I love 16th century portraits. Flemish families. Jolly Dutch burghers. Tough Tudor courtiers, and their softer Stewart relatives (technically 17th century). I love the way those portraits give you a glimpse at the personalities of their subjects. And I love the clothes, including the ruffs. Over the course of the century, those ruffs get bigger and bigger. By the end of the century, really fashionable people had to eat their soup with a 2-foot long spoon. (Honest, I couldn’t make this stuff up.) * *
I’ve always assumed those ruffs were held up with starch. Wrong.
The largest ruffs, known as cartwheel ruffs, were supported by a metal frame that went around the wearer’s neck like, well, a cartwheel around an axle. The frames were covered with silver wire to make them more attractive, but not all the silver wire in the world could have made them comfortable.
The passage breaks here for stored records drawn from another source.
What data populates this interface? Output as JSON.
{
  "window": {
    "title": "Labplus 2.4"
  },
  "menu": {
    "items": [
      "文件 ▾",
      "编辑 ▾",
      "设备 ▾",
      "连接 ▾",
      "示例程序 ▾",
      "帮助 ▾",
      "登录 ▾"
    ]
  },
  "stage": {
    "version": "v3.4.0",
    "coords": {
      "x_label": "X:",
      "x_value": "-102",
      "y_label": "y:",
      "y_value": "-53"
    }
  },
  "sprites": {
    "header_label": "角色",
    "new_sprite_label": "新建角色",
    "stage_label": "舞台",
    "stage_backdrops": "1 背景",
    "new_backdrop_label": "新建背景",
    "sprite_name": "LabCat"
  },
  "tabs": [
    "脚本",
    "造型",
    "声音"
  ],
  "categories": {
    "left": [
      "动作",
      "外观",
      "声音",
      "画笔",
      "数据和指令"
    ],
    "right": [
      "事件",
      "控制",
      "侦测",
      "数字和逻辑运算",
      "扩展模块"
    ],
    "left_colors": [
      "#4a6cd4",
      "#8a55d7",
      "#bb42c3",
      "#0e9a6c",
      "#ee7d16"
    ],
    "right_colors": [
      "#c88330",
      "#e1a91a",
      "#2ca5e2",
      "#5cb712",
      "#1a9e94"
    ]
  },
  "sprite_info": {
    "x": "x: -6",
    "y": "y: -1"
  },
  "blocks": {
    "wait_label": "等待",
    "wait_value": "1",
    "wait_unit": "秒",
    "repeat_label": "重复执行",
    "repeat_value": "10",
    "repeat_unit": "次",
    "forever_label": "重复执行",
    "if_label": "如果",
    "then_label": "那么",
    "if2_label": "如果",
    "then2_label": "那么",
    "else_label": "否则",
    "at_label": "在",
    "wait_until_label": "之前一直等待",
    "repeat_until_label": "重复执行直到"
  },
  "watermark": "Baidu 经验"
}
Gives a whole new meaning to stiff-necked, doesn’t it?
* Also known as supportasses and underproppers. The things you learn during a Google search.
** I don’t know about you, but give me a 2-foot long spoon and a bowl of soup and I can guarantee you I’ll have soup down my front.
My Own True Love and I were standing outside the cathedral at Aachen when the memory stirred in both our brains. Aachen=Charlemagne.*
It was the end of the day. Thanks to my usual case of vacation/holiday bronchitis, I had no voice. One of our Turkish/Belgian hosts was observing Ramadan and was tired from his fast. We had not done our homework and had no idea what Charlemagne-related stuff the city might hold. We kicked ourselves, wrote down the website posted on a nearby wall, bought some of Aachen’s famous gingerbread, and walked away. **
Whether you call him Charles the Great, Carolus Magnus, Karl der Grosse, or Charlemagne , there are plenty of reason to be impressed with the man:
- He conquered much of the former western Roman empire.
- He was the founder of what later became the Holy Roman Empire–and the idea of a distinctly European identity. His contemporaries called him the Father of Europe.
- He was an important player in the spread of Christianity into Northern Europe, though his methods did not include turning the other cheek. In 785 he ordered the death penalty for any newly conquered Saxon who refused to be baptized (This is roughly the same period when Christendom began to accuse Islam of conversion by the sword. Just saying.)
Me? I’m fascinated by Charlemagne the Education Emperor.
Charlemagne was illiterate for much of his life. He hired learned men to read out loud to him at dinner, dispensing with the usual medieval floorshow of jester, bard, and musicians. He studied three of the classic seven liberal arts: grammar, rhetoric, and mathematics. He learned to speak Latin and some Greek in addition to his native Frankish. By all accounts, Charlemagne’s efforts to learn to write were less successful. (According to his secretary and biographer, he practiced writing while in bed and hid his wax tablets under his pillows.)
Though he never quite got the hang of reading and writing himself, Charlemagne was an enthusiastic promoter of literacy in others. Under his patronage, the court at Aachen took the first steps out of the Dark Ages into the Middle Ages, a little flutter of learning known as the Carolingian Renaissance. He gathered a group of the Anglo-Saxon and Irish clergy who had kept the flame of literacy alive in Europe after the fall of Rome. He reformed the palace school at Aachen and founded monastery schools throughout the empire with the intention of creating a literate clergy. He sponsored the creation of a new uniform script for copying texts, the development of textbooks for teaching Latin to non-Latin speakers, and thee collection of Latin manuscripts.
* ca. 742 – 814, in case you’re interested.
** A quick Internet search revealed that Aachen is developing a “Charlemagne route“ of museums and sites in anticipation of the 1200th anniversary of Charlemagne’s death in 2014. We’ve put Aachen on our schedule for 2014. See you there?